**** PROVIDED RECORDS
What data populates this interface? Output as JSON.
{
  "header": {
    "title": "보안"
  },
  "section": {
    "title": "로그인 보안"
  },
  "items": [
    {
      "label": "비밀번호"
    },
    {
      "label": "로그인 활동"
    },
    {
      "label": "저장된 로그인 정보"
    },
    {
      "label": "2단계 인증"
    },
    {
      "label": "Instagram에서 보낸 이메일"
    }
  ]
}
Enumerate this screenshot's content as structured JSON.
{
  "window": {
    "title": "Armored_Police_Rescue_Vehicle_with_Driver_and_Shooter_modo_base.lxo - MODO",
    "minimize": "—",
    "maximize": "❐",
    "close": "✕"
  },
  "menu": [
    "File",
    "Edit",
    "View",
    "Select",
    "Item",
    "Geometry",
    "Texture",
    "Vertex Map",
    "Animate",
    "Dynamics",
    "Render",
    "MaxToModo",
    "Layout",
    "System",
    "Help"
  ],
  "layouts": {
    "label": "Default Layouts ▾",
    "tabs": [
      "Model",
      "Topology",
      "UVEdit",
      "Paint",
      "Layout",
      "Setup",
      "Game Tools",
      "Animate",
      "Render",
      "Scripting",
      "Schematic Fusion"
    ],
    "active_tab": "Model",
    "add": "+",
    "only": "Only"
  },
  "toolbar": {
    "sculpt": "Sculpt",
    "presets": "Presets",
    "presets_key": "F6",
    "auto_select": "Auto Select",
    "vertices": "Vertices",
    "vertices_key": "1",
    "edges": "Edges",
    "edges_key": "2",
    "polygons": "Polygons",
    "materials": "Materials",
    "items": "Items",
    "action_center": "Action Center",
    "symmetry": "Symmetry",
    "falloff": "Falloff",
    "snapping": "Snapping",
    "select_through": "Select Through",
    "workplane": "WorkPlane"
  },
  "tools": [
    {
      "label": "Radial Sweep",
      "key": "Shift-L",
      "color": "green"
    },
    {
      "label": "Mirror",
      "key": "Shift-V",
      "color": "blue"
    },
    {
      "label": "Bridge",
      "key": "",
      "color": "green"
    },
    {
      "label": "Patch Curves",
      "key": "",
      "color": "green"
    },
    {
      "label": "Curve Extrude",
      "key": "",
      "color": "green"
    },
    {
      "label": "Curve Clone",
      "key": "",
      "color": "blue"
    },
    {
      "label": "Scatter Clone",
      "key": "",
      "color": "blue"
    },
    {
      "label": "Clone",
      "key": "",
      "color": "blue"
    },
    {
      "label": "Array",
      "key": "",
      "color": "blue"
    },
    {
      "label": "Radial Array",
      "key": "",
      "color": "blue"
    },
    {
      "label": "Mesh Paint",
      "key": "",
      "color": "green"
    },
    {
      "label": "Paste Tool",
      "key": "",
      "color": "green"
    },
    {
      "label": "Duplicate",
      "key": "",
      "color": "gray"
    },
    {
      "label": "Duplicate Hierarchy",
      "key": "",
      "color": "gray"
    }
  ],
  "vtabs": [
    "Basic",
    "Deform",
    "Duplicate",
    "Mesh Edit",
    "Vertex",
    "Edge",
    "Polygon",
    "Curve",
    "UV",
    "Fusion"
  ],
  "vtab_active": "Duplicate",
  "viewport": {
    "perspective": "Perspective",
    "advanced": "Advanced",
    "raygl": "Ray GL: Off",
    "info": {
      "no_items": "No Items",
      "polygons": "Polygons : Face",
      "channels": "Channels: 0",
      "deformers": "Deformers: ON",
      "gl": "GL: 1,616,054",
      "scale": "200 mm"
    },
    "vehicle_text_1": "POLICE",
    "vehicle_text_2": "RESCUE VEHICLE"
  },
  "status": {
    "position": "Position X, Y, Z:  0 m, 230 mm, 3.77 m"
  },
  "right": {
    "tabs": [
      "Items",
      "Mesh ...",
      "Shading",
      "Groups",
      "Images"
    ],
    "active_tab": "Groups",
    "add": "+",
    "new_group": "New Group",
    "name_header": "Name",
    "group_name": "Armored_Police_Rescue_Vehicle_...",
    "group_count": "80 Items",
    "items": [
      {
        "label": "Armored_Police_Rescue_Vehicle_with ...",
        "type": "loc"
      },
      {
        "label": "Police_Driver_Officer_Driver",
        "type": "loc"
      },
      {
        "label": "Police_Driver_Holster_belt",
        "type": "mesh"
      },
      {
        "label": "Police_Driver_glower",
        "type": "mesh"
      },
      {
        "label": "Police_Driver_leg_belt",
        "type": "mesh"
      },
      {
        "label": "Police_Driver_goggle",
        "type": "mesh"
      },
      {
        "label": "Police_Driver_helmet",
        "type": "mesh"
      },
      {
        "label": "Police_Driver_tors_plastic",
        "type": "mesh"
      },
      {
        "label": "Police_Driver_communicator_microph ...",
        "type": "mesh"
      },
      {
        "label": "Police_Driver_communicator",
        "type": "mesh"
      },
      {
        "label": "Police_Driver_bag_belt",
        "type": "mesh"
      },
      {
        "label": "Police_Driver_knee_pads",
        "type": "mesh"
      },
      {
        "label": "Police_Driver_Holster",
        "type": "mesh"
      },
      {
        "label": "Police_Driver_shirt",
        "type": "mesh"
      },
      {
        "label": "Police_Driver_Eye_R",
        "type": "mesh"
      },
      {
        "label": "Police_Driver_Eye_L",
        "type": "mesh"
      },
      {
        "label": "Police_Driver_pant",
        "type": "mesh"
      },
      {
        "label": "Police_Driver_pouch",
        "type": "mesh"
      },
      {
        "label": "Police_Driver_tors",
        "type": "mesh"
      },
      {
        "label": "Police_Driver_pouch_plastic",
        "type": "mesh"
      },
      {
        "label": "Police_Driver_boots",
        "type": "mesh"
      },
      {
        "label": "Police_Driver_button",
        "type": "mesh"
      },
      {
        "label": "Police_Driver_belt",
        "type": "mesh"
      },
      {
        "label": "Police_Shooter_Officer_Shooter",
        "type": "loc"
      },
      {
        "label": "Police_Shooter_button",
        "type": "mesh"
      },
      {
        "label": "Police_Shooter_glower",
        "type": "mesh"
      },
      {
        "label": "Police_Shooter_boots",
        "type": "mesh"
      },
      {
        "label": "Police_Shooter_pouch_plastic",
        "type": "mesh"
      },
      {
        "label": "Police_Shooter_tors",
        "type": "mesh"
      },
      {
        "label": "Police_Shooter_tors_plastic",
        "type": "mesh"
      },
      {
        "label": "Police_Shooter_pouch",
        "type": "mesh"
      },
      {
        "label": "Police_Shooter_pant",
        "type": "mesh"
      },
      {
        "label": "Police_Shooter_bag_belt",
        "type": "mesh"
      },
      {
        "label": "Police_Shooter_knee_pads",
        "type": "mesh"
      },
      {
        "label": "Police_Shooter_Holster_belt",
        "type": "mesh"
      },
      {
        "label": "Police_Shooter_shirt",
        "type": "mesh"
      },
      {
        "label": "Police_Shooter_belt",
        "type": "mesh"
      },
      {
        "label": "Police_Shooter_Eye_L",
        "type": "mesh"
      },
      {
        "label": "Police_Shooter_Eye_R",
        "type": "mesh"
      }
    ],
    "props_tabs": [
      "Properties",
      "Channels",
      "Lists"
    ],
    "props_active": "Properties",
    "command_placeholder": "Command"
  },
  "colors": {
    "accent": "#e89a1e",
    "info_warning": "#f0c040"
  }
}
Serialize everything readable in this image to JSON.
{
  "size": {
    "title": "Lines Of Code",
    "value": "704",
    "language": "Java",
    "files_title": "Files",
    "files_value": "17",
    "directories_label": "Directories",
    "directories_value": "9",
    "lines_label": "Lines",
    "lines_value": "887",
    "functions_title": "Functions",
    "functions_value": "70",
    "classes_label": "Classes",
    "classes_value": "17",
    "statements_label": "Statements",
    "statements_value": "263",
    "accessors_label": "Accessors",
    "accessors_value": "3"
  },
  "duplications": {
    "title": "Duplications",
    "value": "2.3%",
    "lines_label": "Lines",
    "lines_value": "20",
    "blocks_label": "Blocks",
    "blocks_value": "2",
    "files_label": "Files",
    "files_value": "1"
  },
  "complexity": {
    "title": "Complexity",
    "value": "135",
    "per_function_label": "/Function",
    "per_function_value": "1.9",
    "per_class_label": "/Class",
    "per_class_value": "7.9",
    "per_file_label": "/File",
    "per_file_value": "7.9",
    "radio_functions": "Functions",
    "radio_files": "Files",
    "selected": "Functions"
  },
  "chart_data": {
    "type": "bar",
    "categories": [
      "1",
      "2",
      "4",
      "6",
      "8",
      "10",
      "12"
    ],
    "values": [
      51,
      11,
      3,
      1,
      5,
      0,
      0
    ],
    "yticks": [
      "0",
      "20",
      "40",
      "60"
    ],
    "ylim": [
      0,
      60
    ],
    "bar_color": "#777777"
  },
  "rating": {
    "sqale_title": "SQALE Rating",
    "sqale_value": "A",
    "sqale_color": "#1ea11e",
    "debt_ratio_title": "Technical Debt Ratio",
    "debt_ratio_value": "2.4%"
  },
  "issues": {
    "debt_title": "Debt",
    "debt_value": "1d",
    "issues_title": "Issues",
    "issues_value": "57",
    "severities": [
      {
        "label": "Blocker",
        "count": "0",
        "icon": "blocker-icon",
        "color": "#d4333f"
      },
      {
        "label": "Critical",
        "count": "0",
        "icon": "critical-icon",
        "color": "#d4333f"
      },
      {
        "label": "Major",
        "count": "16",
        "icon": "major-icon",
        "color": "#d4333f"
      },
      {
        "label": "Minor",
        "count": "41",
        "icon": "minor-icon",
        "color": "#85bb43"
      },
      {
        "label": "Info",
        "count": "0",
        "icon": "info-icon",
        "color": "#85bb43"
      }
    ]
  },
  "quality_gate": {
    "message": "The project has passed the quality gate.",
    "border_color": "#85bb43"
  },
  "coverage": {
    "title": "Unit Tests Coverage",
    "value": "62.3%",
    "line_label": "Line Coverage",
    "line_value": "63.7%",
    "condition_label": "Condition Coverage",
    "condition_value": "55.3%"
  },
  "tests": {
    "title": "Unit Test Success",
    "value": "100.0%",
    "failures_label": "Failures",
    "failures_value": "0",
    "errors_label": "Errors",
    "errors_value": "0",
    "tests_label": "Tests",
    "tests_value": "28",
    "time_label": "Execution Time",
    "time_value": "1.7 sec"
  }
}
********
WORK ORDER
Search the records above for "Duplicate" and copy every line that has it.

RESPONSE TO THE EXERCISE
      "label": "Duplicate",
      "label": "Duplicate Hierarchy",
    "Duplicate",
  "vtab_active": "Duplicate",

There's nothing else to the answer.